═════ Data extract ═════
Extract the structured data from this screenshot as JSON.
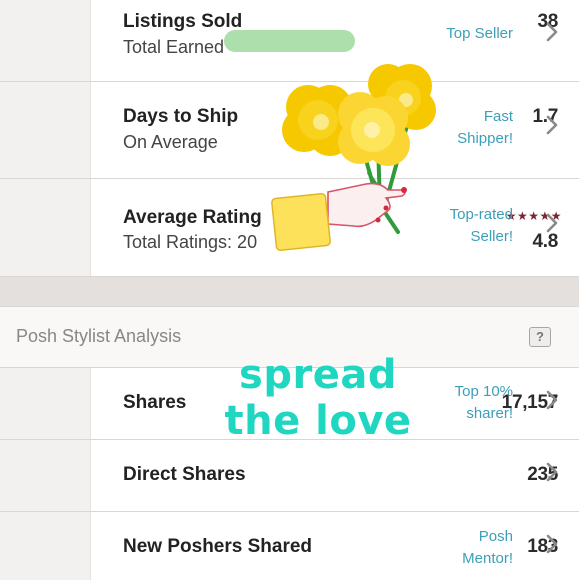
{
  "stats": [
    {
      "number": "38",
      "title": "Listings Sold",
      "subtitle": "Total Earned",
      "badge": [
        "Top Seller"
      ]
    },
    {
      "number": "1.7",
      "title": "Days to Ship",
      "subtitle": "On Average",
      "badge": [
        "Fast",
        "Shipper!"
      ]
    },
    {
      "number": "4.8",
      "stars": "★★★★★",
      "title": "Average Rating",
      "subtitle": "Total Ratings: 20",
      "badge": [
        "Top-rated",
        "Seller!"
      ]
    }
  ],
  "section": {
    "title": "Posh Stylist Analysis",
    "help_label": "?"
  },
  "stylist_rows": [
    {
      "number": "17,157",
      "title": "Shares",
      "badge": [
        "Top 10%",
        "sharer!"
      ]
    },
    {
      "number": "235",
      "title": "Direct Shares",
      "badge": []
    },
    {
      "number": "183",
      "title": "New Poshers Shared",
      "badge": [
        "Posh",
        "Mentor!"
      ]
    }
  ],
  "overlay": {
    "text_line1": "spread",
    "text_line2": "the love"
  },
  "colors": {
    "accent": "#3c9fb8",
    "star": "#7a2734",
    "overlay_text": "#1fd6c0",
    "redaction": "#a6dca6",
    "flower": "#f5c800"
  },
  "icons": {
    "row_chevron": "chevron-right-icon",
    "help": "question-icon"
  }
}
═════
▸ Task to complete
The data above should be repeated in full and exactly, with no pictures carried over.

▸ Answer to this problem
Extract the structured data from this screenshot as JSON.
{
  "stats": [
    {
      "number": "38",
      "title": "Listings Sold",
      "subtitle": "Total Earned",
      "badge": [
        "Top Seller"
      ]
    },
    {
      "number": "1.7",
      "title": "Days to Ship",
      "subtitle": "On Average",
      "badge": [
        "Fast",
        "Shipper!"
      ]
    },
    {
      "number": "4.8",
      "stars": "★★★★★",
      "title": "Average Rating",
      "subtitle": "Total Ratings: 20",
      "badge": [
        "Top-rated",
        "Seller!"
      ]
    }
  ],
  "section": {
    "title": "Posh Stylist Analysis",
    "help_label": "?"
  },
  "stylist_rows": [
    {
      "number": "17,157",
      "title": "Shares",
      "badge": [
        "Top 10%",
        "sharer!"
      ]
    },
    {
      "number": "235",
      "title": "Direct Shares",
      "badge": []
    },
    {
      "number": "183",
      "title": "New Poshers Shared",
      "badge": [
        "Posh",
        "Mentor!"
      ]
    }
  ],
  "overlay": {
    "text_line1": "spread",
    "text_line2": "the love"
  },
  "colors": {
    "accent": "#3c9fb8",
    "star": "#7a2734",
    "overlay_text": "#1fd6c0",
    "redaction": "#a6dca6",
    "flower": "#f5c800"
  },
  "icons": {
    "row_chevron": "chevron-right-icon",
    "help": "question-icon"
  }
}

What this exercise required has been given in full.